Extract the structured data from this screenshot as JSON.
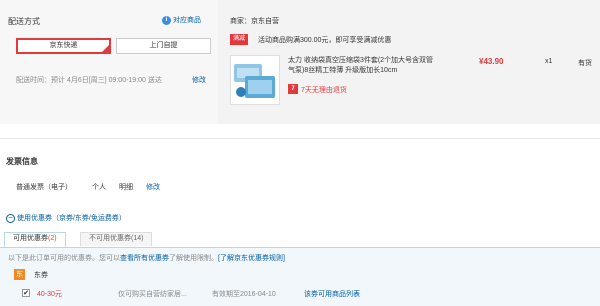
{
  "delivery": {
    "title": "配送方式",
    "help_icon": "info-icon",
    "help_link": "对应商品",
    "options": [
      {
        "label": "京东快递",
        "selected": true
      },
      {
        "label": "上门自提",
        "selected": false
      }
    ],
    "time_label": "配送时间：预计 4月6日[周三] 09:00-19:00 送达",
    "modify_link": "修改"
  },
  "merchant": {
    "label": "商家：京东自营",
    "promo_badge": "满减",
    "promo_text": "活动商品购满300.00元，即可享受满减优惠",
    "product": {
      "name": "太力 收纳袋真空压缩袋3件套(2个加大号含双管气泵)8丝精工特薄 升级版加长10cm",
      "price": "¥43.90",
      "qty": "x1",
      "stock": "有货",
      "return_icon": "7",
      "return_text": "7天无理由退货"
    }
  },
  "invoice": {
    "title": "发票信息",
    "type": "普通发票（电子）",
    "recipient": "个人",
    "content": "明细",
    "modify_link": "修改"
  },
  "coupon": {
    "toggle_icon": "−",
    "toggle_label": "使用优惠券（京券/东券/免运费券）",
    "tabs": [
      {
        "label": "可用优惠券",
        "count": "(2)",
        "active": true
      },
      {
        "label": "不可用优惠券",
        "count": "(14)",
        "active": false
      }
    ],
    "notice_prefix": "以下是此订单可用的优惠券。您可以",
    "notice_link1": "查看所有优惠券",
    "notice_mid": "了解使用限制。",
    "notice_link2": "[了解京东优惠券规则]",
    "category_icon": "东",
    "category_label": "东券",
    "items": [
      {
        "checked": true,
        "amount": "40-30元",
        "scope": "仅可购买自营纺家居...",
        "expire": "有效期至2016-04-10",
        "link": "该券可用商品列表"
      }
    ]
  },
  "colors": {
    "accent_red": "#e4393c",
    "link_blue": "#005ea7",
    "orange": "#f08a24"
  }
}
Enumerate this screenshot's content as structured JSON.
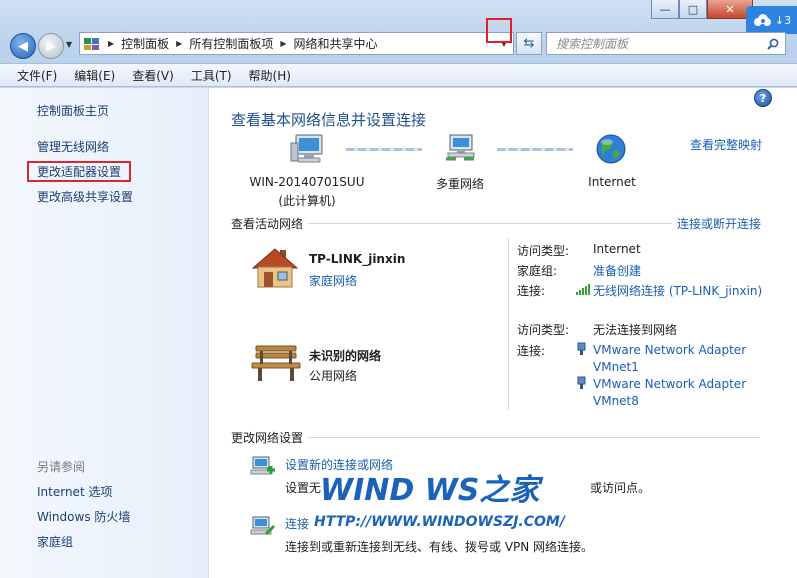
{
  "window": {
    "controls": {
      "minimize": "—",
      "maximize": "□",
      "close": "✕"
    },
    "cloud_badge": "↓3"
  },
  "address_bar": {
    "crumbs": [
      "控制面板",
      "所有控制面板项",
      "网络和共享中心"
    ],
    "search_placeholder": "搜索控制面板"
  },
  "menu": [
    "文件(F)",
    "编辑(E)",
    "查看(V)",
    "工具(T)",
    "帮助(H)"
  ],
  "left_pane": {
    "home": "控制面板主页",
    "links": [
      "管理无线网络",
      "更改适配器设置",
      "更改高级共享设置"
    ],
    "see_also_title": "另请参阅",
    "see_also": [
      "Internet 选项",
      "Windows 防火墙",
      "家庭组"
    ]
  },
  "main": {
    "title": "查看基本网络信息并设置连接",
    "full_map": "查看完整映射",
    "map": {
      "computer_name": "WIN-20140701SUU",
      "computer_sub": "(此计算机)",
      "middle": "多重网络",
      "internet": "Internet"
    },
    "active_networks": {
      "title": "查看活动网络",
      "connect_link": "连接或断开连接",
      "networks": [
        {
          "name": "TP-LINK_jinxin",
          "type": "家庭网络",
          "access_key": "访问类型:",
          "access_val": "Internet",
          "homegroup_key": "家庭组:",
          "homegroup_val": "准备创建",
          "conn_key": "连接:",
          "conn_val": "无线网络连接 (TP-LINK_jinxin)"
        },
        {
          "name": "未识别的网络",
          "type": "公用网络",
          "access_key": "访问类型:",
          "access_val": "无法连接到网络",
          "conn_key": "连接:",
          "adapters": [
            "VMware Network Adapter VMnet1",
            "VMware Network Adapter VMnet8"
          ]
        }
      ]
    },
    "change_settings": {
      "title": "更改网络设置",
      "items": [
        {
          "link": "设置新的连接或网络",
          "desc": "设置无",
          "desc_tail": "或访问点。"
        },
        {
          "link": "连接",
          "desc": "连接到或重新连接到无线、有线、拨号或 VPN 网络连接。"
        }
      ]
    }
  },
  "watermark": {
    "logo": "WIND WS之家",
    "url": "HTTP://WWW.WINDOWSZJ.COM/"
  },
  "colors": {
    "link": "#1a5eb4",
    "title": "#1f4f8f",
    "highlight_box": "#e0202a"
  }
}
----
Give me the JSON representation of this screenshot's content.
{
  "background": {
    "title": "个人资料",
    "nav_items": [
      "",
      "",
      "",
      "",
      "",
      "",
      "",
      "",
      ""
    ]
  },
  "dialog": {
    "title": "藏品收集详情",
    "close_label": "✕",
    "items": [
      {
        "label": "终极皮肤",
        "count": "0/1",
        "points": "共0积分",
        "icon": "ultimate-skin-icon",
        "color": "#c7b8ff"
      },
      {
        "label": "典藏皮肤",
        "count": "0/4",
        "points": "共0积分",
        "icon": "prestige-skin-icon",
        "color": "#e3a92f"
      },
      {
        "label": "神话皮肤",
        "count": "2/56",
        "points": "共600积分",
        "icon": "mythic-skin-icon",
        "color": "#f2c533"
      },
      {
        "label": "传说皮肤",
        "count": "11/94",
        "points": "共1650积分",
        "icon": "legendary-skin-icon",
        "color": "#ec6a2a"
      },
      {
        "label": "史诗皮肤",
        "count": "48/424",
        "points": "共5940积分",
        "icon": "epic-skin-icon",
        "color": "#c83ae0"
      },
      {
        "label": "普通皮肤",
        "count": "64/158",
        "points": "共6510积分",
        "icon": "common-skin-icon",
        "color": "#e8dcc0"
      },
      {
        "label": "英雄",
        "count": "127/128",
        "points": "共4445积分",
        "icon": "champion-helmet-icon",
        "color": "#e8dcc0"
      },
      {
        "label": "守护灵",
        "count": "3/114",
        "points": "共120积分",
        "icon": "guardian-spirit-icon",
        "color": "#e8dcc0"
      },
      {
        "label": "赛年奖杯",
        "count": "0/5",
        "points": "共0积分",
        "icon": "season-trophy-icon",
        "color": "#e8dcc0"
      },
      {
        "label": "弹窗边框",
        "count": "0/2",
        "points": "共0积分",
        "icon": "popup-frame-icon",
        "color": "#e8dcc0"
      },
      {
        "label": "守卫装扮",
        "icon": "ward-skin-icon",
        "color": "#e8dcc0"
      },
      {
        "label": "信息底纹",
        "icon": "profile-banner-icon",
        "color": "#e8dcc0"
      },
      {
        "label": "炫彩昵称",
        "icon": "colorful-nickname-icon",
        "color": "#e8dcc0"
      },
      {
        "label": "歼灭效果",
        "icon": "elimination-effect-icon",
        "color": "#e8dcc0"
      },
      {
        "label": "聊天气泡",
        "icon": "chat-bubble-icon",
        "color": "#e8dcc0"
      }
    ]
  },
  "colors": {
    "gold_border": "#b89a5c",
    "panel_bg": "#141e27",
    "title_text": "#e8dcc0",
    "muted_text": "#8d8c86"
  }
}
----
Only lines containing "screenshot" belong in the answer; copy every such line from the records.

Extract the structured data from this screenshot as JSON.
Enumerate this screenshot's content as structured JSON.
Give me the JSON representation of this screenshot's content.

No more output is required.